When that happens, the couple needs to reconsider their current child custody arrangement. If they cannot agree on their own, then a court will need to enter the mix. If so, the court will decide how to divvy up child custody based on the best interest of the child.
To decide what is in the child's best interest, the court will consider a variety of factors. It will look at the child's age -- the younger the child, the more detrimental the move will likely be viewed. Another factor is the child's relationship with each parent. For example, does the child have a stronger relationship with one parent? Is the child estranged from the other parent? Which parent would the child like to live with? Yet another factor is the distance of the move, especially if the move takes the parent to a new country.
Illinois residents who find themselves in this situation -- either as a parent wanting to make a move or as a parent wanting to stop one -- may benefit from getting more information about their options. Doing so could be an important step towards favorably resolving the issue.
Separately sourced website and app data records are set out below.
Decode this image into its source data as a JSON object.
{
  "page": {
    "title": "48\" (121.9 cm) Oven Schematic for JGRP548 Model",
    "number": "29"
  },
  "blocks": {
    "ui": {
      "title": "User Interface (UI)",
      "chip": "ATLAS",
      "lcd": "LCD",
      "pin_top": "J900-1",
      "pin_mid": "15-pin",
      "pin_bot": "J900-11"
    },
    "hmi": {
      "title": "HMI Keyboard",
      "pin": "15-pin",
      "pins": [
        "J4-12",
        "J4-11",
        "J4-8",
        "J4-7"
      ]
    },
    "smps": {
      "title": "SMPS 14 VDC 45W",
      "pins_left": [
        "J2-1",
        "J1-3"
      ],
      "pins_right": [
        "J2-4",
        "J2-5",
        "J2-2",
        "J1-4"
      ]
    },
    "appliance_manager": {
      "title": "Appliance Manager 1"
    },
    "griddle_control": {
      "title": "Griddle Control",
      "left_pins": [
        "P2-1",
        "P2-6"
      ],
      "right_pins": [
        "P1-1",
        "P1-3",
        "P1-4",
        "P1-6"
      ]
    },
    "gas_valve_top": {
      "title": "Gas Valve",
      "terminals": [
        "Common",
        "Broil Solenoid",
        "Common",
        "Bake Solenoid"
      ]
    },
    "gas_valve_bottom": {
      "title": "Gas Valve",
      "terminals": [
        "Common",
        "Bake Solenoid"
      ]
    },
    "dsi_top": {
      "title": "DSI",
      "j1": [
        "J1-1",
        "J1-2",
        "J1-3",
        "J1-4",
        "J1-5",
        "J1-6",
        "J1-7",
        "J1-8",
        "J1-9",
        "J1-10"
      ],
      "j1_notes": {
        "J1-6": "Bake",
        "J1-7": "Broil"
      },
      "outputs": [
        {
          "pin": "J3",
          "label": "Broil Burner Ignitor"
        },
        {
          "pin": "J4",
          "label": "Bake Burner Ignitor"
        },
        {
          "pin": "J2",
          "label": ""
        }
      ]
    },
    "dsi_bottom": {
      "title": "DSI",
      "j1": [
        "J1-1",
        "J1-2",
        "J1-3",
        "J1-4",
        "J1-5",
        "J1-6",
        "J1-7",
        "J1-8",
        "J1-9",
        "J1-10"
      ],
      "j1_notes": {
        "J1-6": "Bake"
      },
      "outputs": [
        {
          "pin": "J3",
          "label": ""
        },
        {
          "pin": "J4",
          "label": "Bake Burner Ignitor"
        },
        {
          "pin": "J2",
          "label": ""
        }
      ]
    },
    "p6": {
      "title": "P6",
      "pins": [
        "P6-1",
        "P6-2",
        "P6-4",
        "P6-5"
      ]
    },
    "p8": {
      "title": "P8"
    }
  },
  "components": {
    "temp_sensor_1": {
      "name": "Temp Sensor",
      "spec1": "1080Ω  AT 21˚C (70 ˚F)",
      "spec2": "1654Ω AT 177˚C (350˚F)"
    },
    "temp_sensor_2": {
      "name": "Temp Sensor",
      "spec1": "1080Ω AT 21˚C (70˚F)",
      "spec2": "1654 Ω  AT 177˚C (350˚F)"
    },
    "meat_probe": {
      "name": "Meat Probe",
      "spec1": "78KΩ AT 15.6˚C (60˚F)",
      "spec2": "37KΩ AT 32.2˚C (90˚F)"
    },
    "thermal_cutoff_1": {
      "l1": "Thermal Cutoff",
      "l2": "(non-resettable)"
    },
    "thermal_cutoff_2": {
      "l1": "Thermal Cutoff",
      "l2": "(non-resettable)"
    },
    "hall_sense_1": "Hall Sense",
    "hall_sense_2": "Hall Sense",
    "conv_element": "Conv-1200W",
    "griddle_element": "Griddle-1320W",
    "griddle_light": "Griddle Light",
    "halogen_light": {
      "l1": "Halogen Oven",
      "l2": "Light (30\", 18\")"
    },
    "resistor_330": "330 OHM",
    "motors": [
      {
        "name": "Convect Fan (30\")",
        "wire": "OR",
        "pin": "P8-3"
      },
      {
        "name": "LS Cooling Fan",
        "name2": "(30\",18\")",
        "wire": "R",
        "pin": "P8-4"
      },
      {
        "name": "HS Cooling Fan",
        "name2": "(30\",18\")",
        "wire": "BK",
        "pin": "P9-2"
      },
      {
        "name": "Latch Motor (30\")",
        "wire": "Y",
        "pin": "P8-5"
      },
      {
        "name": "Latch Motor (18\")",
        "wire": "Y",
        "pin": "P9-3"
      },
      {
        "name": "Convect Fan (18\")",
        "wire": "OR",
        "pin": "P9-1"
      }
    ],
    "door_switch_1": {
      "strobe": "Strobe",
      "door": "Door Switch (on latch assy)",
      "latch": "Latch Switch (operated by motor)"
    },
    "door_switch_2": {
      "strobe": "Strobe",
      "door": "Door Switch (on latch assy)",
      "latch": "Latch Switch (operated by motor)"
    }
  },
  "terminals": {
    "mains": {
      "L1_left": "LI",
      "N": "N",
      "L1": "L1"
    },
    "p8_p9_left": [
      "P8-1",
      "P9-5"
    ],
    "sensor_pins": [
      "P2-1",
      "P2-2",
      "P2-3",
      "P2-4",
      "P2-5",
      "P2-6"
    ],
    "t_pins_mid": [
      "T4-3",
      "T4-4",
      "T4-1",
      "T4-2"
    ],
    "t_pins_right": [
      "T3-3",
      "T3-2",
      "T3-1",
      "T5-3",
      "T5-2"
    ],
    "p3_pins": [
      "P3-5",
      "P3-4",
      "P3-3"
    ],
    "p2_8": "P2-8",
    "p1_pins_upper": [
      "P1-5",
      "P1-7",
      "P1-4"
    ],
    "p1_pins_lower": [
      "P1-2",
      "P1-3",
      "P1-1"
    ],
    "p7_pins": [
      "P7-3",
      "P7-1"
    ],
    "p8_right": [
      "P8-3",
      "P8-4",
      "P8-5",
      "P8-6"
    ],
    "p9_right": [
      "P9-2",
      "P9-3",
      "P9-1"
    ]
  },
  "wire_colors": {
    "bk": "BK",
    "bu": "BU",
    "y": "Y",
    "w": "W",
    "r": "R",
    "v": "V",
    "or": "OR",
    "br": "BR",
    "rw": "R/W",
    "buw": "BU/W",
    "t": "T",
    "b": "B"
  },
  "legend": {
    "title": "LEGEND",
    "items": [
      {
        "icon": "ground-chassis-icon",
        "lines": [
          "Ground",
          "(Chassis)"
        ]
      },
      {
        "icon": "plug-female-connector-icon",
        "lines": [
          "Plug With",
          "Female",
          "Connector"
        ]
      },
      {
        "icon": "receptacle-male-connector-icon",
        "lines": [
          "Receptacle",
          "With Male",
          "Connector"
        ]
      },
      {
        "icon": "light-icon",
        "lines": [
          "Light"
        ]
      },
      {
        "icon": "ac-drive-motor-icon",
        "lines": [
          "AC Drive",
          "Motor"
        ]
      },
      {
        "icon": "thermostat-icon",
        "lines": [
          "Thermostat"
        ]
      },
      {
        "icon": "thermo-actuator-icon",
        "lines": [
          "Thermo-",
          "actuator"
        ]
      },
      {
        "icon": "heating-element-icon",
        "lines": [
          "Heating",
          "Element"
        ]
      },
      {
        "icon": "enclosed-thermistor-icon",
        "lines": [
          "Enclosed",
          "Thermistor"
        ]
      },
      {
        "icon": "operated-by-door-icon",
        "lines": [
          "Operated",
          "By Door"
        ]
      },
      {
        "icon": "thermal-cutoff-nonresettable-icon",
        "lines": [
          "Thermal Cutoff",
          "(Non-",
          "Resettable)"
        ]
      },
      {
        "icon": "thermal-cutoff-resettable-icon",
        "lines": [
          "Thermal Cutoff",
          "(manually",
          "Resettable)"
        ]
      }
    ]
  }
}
Source: Huffington Post, "In the Child's Best Interest: What It Means in Move-Away Cases," Lisa Helfend, April 14, 2014